Shamrock, the traditional Irish symbol, which according to legend was coined by Saint Patrick for the Holy Trinity, is commonly associated with clover, though sometimes with Oxalis species, which are also trifoliate (i.e., they have three leaves).
Clovers occasionally have leaves with four leaflets, instead of the usual three. These four-leaf clovers, like other rarities, are considered lucky. Clovers can also have five, six, or more leaves, but these are rarer. The record for most leaves is 56, set on 10 May 2009. This beat the 21-leaf clover, a record set in June 2008 by the same man, who had also held the prior record Guinness World Record of 18.
A common idiom is "to be (live) in clover", meaning to live a carefree life of ease, comfort, or prosperity.

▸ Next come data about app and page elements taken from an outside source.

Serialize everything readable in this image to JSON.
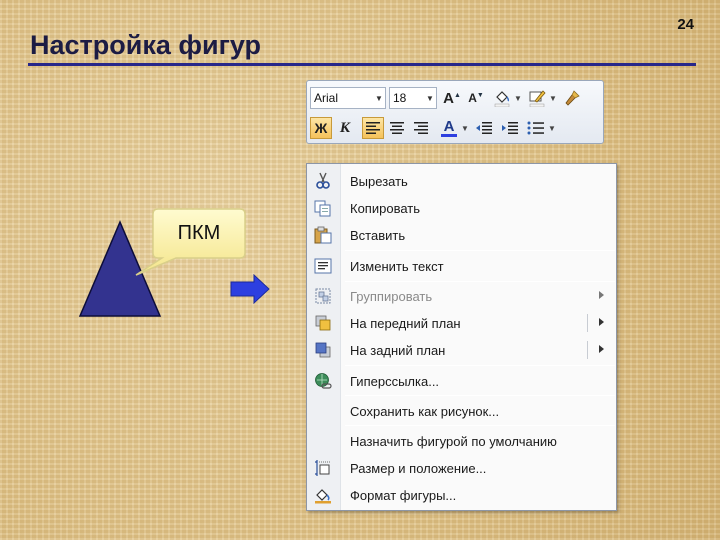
{
  "slide": {
    "title": "Настройка фигур",
    "page_number": "24"
  },
  "callout": {
    "text": "ПКМ"
  },
  "mini_toolbar": {
    "font_name": "Arial",
    "font_size": "18",
    "bold_label": "Ж",
    "italic_label": "К",
    "font_color_label": "A",
    "grow_font_label": "A",
    "shrink_font_label": "A"
  },
  "context_menu": {
    "items": [
      {
        "label": "Вырезать",
        "icon": "scissors-icon"
      },
      {
        "label": "Копировать",
        "icon": "copy-icon"
      },
      {
        "label": "Вставить",
        "icon": "paste-icon"
      },
      {
        "label": "Изменить текст",
        "icon": "edit-text-icon"
      },
      {
        "label": "Группировать",
        "icon": "group-icon",
        "disabled": true,
        "submenu": true
      },
      {
        "label": "На передний план",
        "icon": "bring-forward-icon",
        "submenu": true
      },
      {
        "label": "На задний план",
        "icon": "send-backward-icon",
        "submenu": true
      },
      {
        "label": "Гиперссылка...",
        "icon": "hyperlink-icon"
      },
      {
        "label": "Сохранить как рисунок...",
        "icon": ""
      },
      {
        "label": "Назначить фигурой по умолчанию",
        "icon": ""
      },
      {
        "label": "Размер и положение...",
        "icon": "size-position-icon"
      },
      {
        "label": "Формат фигуры...",
        "icon": "format-shape-icon"
      }
    ]
  },
  "colors": {
    "title_rule": "#27278a",
    "triangle_fill": "#33338f",
    "callout_fill": "#fbf3a8",
    "arrow_fill": "#2d3fe0"
  }
}
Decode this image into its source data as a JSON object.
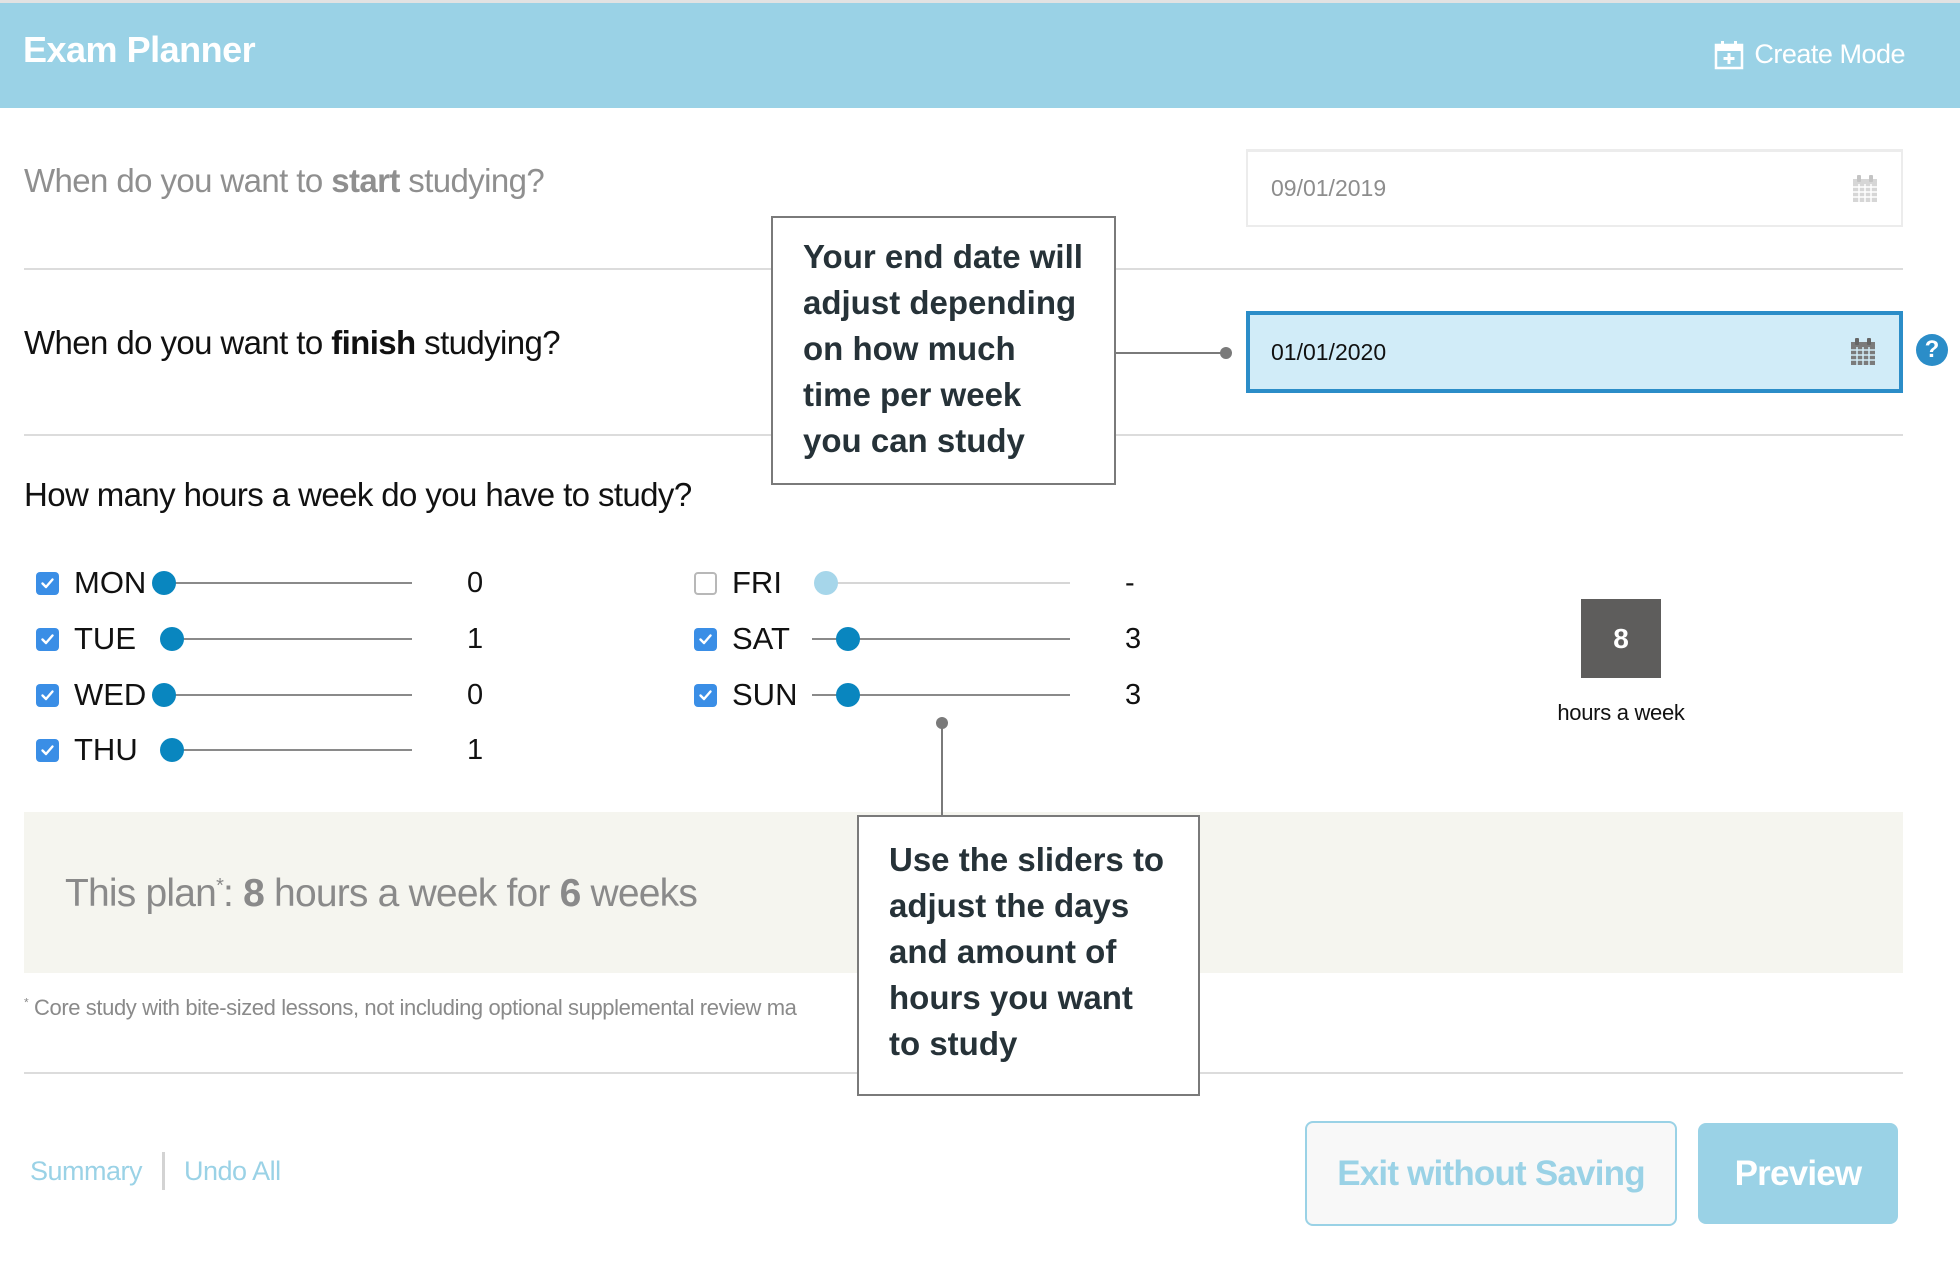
{
  "header": {
    "title": "Exam Planner",
    "create_mode_label": "Create Mode",
    "create_mode_icon": "calendar-plus-icon",
    "background_color": "#9ad2e6"
  },
  "start": {
    "question_prefix": "When do you want to ",
    "question_bold": "start",
    "question_suffix": " studying?",
    "date_value": "09/01/2019",
    "icon": "calendar-icon"
  },
  "finish": {
    "question_prefix": "When do you want to ",
    "question_bold": "finish",
    "question_suffix": " studying?",
    "date_value": "01/01/2020",
    "icon": "calendar-icon",
    "help_icon_label": "?",
    "focus_color": "#2b8dc8"
  },
  "hours": {
    "question": "How many hours a week do you have to study?",
    "slider_max_hours": 8,
    "days": [
      {
        "label": "MON",
        "checked": true,
        "value": 0,
        "display": "0"
      },
      {
        "label": "TUE",
        "checked": true,
        "value": 1,
        "display": "1"
      },
      {
        "label": "WED",
        "checked": true,
        "value": 0,
        "display": "0"
      },
      {
        "label": "THU",
        "checked": true,
        "value": 1,
        "display": "1"
      },
      {
        "label": "FRI",
        "checked": false,
        "value": null,
        "display": "-"
      },
      {
        "label": "SAT",
        "checked": true,
        "value": 3,
        "display": "3"
      },
      {
        "label": "SUN",
        "checked": true,
        "value": 3,
        "display": "3"
      }
    ],
    "total": "8",
    "total_label": "hours a week"
  },
  "plan": {
    "prefix": "This plan",
    "asterisk": "*",
    "colon": ": ",
    "hours": "8",
    "middle": " hours a week for ",
    "weeks": "6",
    "suffix": " weeks",
    "footnote_mark": "*",
    "footnote": "Core study with bite-sized lessons, not including optional supplemental review ma"
  },
  "footer": {
    "summary_link": "Summary",
    "undo_link": "Undo All",
    "exit_button": "Exit without Saving",
    "preview_button": "Preview"
  },
  "callouts": {
    "end_date": "Your end date will adjust depending on how much time per week you can study",
    "sliders": "Use the sliders to adjust the days and amount of hours you want to study"
  }
}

This originally referred to the fact that clover is fattening to cattle.
The cloverleaf interchange is named for the resemblance to the leaves of a (four-leafed) clover when viewed from the air.
A four-leaf clover

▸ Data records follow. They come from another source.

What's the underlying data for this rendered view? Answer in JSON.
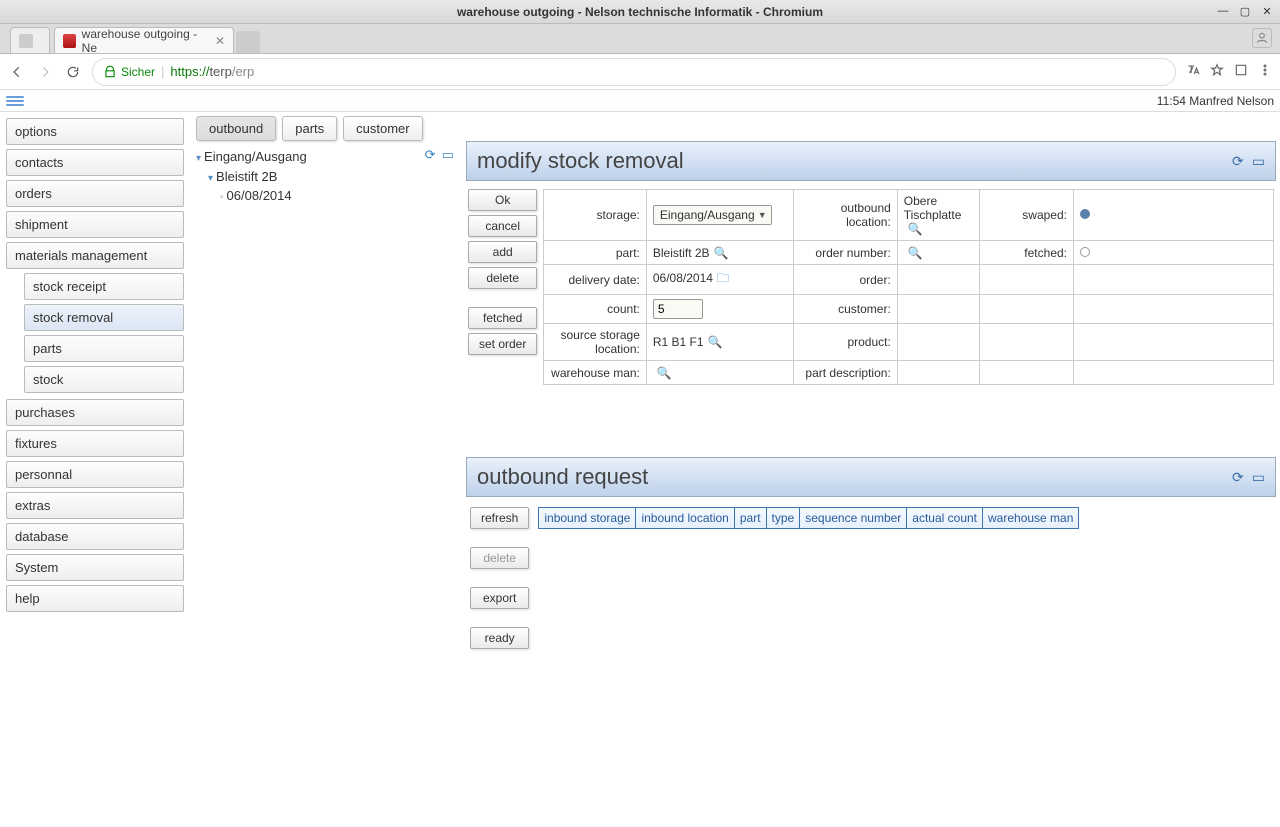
{
  "os": {
    "title": "warehouse outgoing - Nelson technische Informatik - Chromium"
  },
  "browser": {
    "tab_blank_label": "",
    "tab_active_label": "warehouse outgoing - Ne",
    "secure_label": "Sicher",
    "url_proto": "https://",
    "url_host": "terp",
    "url_path": "/erp"
  },
  "appbar": {
    "time": "11:54",
    "user": "Manfred Nelson"
  },
  "sidebar": {
    "items": [
      {
        "label": "options"
      },
      {
        "label": "contacts"
      },
      {
        "label": "orders"
      },
      {
        "label": "shipment"
      },
      {
        "label": "materials management",
        "children": [
          {
            "label": "stock receipt"
          },
          {
            "label": "stock removal",
            "active": true
          },
          {
            "label": "parts"
          },
          {
            "label": "stock"
          }
        ]
      },
      {
        "label": "purchases"
      },
      {
        "label": "fixtures"
      },
      {
        "label": "personnal"
      },
      {
        "label": "extras"
      },
      {
        "label": "database"
      },
      {
        "label": "System"
      },
      {
        "label": "help"
      }
    ]
  },
  "content_tabs": [
    {
      "label": "outbound",
      "active": true
    },
    {
      "label": "parts"
    },
    {
      "label": "customer"
    }
  ],
  "tree": {
    "root": "Eingang/Ausgang",
    "child1": "Bleistift 2B",
    "child2": "06/08/2014"
  },
  "modify": {
    "title": "modify stock removal",
    "buttons": {
      "ok": "Ok",
      "cancel": "cancel",
      "add": "add",
      "delete": "delete",
      "fetched": "fetched",
      "set_order": "set order"
    },
    "labels": {
      "storage": "storage:",
      "part": "part:",
      "delivery_date": "delivery date:",
      "count": "count:",
      "source_location": "source storage location:",
      "warehouse_man": "warehouse man:",
      "outbound_location": "outbound location:",
      "order_number": "order number:",
      "order": "order:",
      "customer": "customer:",
      "product": "product:",
      "part_description": "part description:",
      "swaped": "swaped:",
      "fetched": "fetched:"
    },
    "values": {
      "storage": "Eingang/Ausgang",
      "part": "Bleistift 2B",
      "delivery_date": "06/08/2014",
      "count": "5",
      "source_location": "R1 B1 F1",
      "outbound_location": "Obere Tischplatte"
    }
  },
  "outbound": {
    "title": "outbound request",
    "buttons": {
      "refresh": "refresh",
      "delete": "delete",
      "export": "export",
      "ready": "ready"
    },
    "columns": [
      "inbound storage",
      "inbound location",
      "part",
      "type",
      "sequence number",
      "actual count",
      "warehouse man"
    ]
  }
}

A five-leaf clover
Read more about this topic: Clover
Other articles related to "symbolism":
... Another important factor in the evolution from Symbolism to radical modernism between 1895 and 1920 was the literary and artistic circle formed around controversial politician ... Romanian avant-gardism, and which established connections not just with Symbolism, but also with the Futurism of Italian writer Filippo Tommaso Marinetti ... was called by Cernat "a turning plate between the Symbolism of Insula contributors and pre-avant-gardist Post-symbolism." ...

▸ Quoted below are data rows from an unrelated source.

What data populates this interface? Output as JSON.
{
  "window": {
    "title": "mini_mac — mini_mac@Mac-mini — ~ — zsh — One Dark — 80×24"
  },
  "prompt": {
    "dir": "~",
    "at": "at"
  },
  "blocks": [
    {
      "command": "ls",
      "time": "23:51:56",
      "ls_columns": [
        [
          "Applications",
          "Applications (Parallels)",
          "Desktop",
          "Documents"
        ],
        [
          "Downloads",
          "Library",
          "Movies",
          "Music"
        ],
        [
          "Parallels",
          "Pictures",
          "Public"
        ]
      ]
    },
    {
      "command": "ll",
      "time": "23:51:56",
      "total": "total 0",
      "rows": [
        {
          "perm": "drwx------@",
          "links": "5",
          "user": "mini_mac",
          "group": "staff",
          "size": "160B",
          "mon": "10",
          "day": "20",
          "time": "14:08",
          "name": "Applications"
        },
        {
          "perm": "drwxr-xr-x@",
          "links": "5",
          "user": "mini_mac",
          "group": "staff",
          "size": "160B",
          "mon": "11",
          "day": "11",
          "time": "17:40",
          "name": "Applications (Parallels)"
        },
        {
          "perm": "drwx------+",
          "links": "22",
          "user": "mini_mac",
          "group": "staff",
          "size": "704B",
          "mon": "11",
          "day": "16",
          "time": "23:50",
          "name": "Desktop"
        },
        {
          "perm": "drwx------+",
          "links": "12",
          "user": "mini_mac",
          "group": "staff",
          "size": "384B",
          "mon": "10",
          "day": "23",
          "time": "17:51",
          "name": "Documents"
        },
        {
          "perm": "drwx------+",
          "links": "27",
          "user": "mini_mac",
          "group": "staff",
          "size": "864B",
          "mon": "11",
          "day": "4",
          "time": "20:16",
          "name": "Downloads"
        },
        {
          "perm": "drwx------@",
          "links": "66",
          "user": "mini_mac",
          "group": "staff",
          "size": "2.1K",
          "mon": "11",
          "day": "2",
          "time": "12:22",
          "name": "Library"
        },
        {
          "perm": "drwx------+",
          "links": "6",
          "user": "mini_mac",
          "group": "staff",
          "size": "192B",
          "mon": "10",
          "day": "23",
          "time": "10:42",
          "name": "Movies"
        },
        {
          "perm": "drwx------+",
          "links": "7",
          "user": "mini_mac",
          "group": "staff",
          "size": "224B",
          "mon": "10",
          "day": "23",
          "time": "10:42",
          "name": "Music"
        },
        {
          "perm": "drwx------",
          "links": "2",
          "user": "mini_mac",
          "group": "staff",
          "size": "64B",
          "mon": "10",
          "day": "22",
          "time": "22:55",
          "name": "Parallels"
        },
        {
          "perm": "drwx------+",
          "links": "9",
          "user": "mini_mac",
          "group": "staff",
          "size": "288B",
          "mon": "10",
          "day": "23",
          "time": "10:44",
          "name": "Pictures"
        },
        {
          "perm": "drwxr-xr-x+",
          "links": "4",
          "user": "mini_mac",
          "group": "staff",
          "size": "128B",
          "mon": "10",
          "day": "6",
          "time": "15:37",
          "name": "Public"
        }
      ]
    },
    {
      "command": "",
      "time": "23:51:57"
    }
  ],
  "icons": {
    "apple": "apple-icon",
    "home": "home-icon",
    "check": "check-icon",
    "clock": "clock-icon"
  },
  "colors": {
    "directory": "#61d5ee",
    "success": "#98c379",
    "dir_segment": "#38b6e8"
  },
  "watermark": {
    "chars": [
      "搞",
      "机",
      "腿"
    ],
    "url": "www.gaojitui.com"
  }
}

... In the Latin West the symbolism of the rose is a Greco-Roman heritage but influenced and finally transformed through Latin biblical texts which were also liturgical ... The rose acquired in the Greco-Roman culture a symbolism which can be summarized thus The rose represented beauty, the season of spring, and love ... This symbolism attained a deeper complexity when contrasted with the thorns among which this flower blossoms ...
Famous quotes containing the word symbolism:
“...I remembered the rose bush that had reached a thorny branch out through the ragged fence, and caught my dress, detaining me when I would have passed on. And again the symbolism of it all came over me. These memories and visions of the poorthey were the clutch of the thorns. Social workers have all felt it. It holds them to their work, because the thorns curve backward, and one cannot pull away.”
—Albion Fellows Bacon (18651933)